One of my professors this semester presented an opportunity for us to go to the state medical facility for prisoners located here on the south side of Columbus. I decided that it was an opportunity worth taking.
About a year ago one of my friends went on a mission trip and they worked with a half way house (a place to help people who have been incarcerated get back into normal life) and she was greatly impacted by this experience. Which, I have preconceptions, and prior today probably believed the stereotype more since I didn’t know otherwise. After knowing my friend’s experience and my own thoughts on inmates I wanted to take an advantage of this opportunity that was being offered to me.
My mind was blown.
I’m definitely still processing what I encountered and experienced today, but what struck me was just how…. human… these people are! (which sounds awful, I know….) We listened to one inmates story, who had been incarcerated for over 20 years.

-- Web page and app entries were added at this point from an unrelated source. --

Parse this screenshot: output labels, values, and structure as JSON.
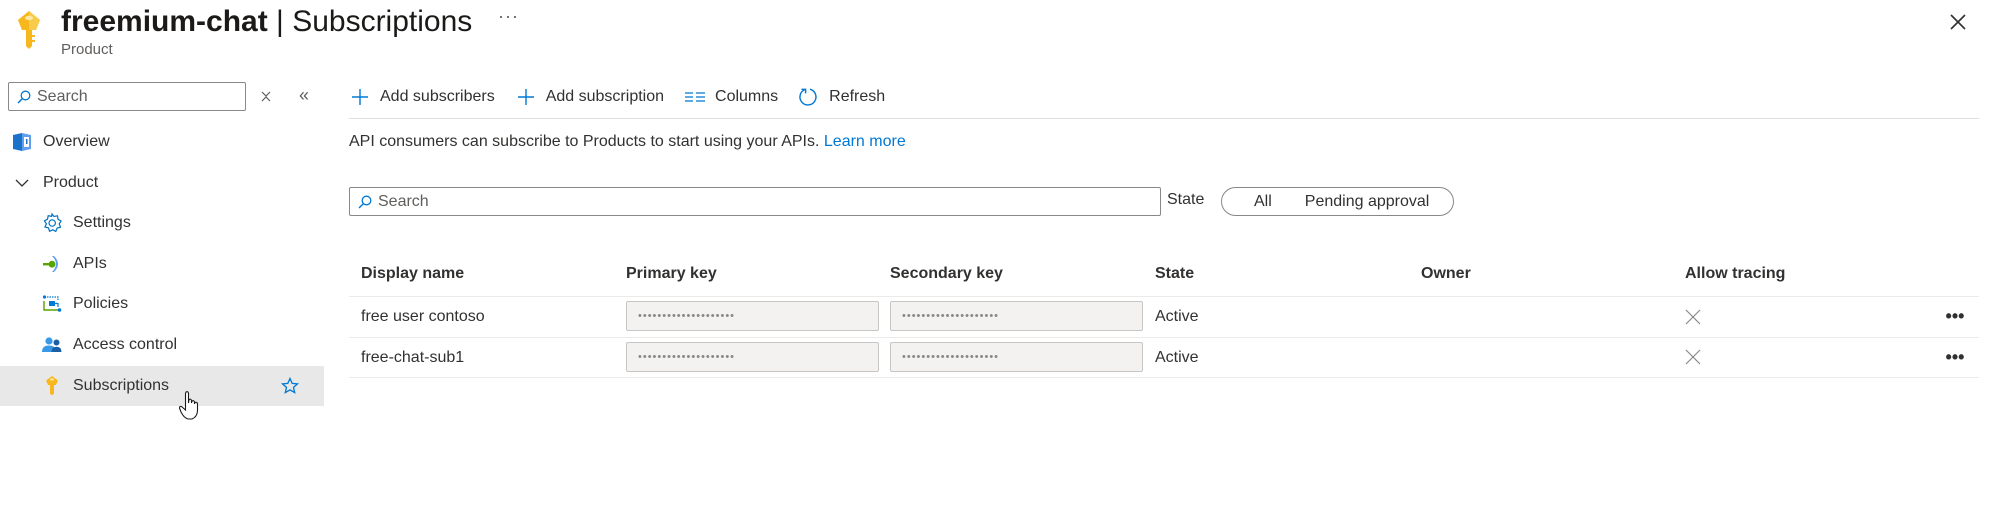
{
  "header": {
    "resource_name": "freemium-chat",
    "separator": " | ",
    "page_name": "Subscriptions",
    "subtitle": "Product",
    "more_label": "···",
    "icon": "key-icon",
    "close_icon": "close-icon"
  },
  "sidebar": {
    "search": {
      "placeholder": "Search",
      "value": ""
    },
    "clear_icon": "clear-filter-icon",
    "collapse_icon": "collapse-icon",
    "collapse_label": "«",
    "items": [
      {
        "label": "Overview",
        "icon": "overview-icon",
        "level": 0
      },
      {
        "label": "Product",
        "icon": "chevron-down-icon",
        "level": 0,
        "expanded": true
      },
      {
        "label": "Settings",
        "icon": "gear-icon",
        "level": 1
      },
      {
        "label": "APIs",
        "icon": "api-icon",
        "level": 1
      },
      {
        "label": "Policies",
        "icon": "policies-icon",
        "level": 1
      },
      {
        "label": "Access control",
        "icon": "access-control-icon",
        "level": 1
      },
      {
        "label": "Subscriptions",
        "icon": "key-icon",
        "level": 1,
        "selected": true,
        "favorite_icon": "star-icon"
      }
    ]
  },
  "toolbar": {
    "buttons": [
      {
        "label": "Add subscribers",
        "icon": "plus-icon"
      },
      {
        "label": "Add subscription",
        "icon": "plus-icon"
      },
      {
        "label": "Columns",
        "icon": "columns-icon"
      },
      {
        "label": "Refresh",
        "icon": "refresh-icon"
      }
    ]
  },
  "info": {
    "text": "API consumers can subscribe to Products to start using your APIs.",
    "link": "Learn more"
  },
  "filter": {
    "search": {
      "placeholder": "Search",
      "value": ""
    },
    "state_label": "State",
    "state_options": [
      "All",
      "Pending approval"
    ],
    "state_selected": "All"
  },
  "table": {
    "columns": [
      "Display name",
      "Primary key",
      "Secondary key",
      "State",
      "Owner",
      "Allow tracing"
    ],
    "rows": [
      {
        "display_name": "free user contoso",
        "primary_key": "••••••••••••••••••••",
        "secondary_key": "••••••••••••••••••••",
        "state": "Active",
        "owner": "",
        "allow_tracing": false,
        "more_label": "•••"
      },
      {
        "display_name": "free-chat-sub1",
        "primary_key": "••••••••••••••••••••",
        "secondary_key": "••••••••••••••••••••",
        "state": "Active",
        "owner": "",
        "allow_tracing": false,
        "more_label": "•••"
      }
    ]
  },
  "colors": {
    "accent": "#0078d4",
    "selected_bg": "#e8e8e8",
    "key_yellow": "#f2b01e",
    "text": "#323130"
  }
}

While listening to her story I was holding back tears, seeing this woman compassionate and empowered who made a difference in her community, and who wants to do all she can to help other women also incarcerated to be empowered, especially the “short-timers” as she called them – to realize they do have a chance and a choice to head down a different path, that they can still be a parent from the inside.
After talking with this woman we headed over to the palliative (comfort) care and hospice unit in the facility. Before I go any further, you need to know that the more I learn about what hospice and palliative care nursing looks like, the more I think I’ll end up in that area.
Now, this unit is all male, and it is a palliative care/hospice unit. These men have been incarcerated for a long time, but they’re also human and ill, and suffering. We spent the afternoon dying easter eggs and talking with these men. My world was completely flipped. Talking to these people was just like talking to anyone else. They wanted their story to be heard. I sat and talked with the same man for over an hour. I’m pretty sure I didn’t ask a single question. He told me stories about his high school days, his young adult life, where he worked, about his brother — I just sat and listened. I treated this man like a human being. I’m not entirely sure what caused him to be incarcerated, but it actually didn’t matter. I don’t want to know what he did, that was the past. He’s been in prison for over 20 years as well. I don’t need to know. What I see is the man he is today — who quite enjoyed coloring Easter eggs and was really proud of them might I add.
Another inmate who talked the group of us students together is what they call a Steven’s Minister. He went through one of the programs offered by the facility to become a Steven’s Minister and what a Steven’s Minister does is they sit with inmates as they’re dying. They hold their hand, pray with them, are just a presence… whatever the dying man needs, they are there to make the end of life feel a little more comfortable because nobody deserves to die alone. This particular man is hoping to get out soon and when he leaves he wants to do something with hospice care.
There’s one other inmate who I want to talk about… he broke my heart. He’s really sick, and actively dying (I think…). He was just skin and bones, his hospital gown kept falling off of him and I could see his rib cage. He had a gray/ashen look to him. One of the other inmates said something to my professor about how he was worried about him because this guy wasn
‘t eating (often that means someone may be nearing the end of their life). I didn’t have a lengthy conversation with this man, but he stood out to me. I could tell immediately that he was not doing well. And again, I don’t know what he did or what his story is — I knew he was having a rough day. And what I got to do today was treat him with dignity, was remind him that he matters by talking to him.
I don’t know the stories of these people. I don’t know why their in prison. Heck, I don’t even know what disease process is causing them to be in this facility. What I do know is that I saw each of them as a person. I had real, human conversation with them. They were respectful towards me. These men thanked us when we left! They thanked us for coming to spend ti
me with them, and asked us to come back.
As we headed back to Capital our instructor told us that we didn’t even know what today meant to these guys – what going in and just listening to them meant. What a gift! What a gift we have to remind people that despite their history, we still seem them as human beings and they still have dignity, they still have worth.
I can’t break the stereotypes… as much as I wish I could…. but I can love each person I encounter. I can treat each person I encounter as a person. I can treat them with respect, with dignity, with value, with worth. I can listen to them and show them I care.
“If you judge people, you have no time to love them” -Blessed Mother Teresa of Calcutta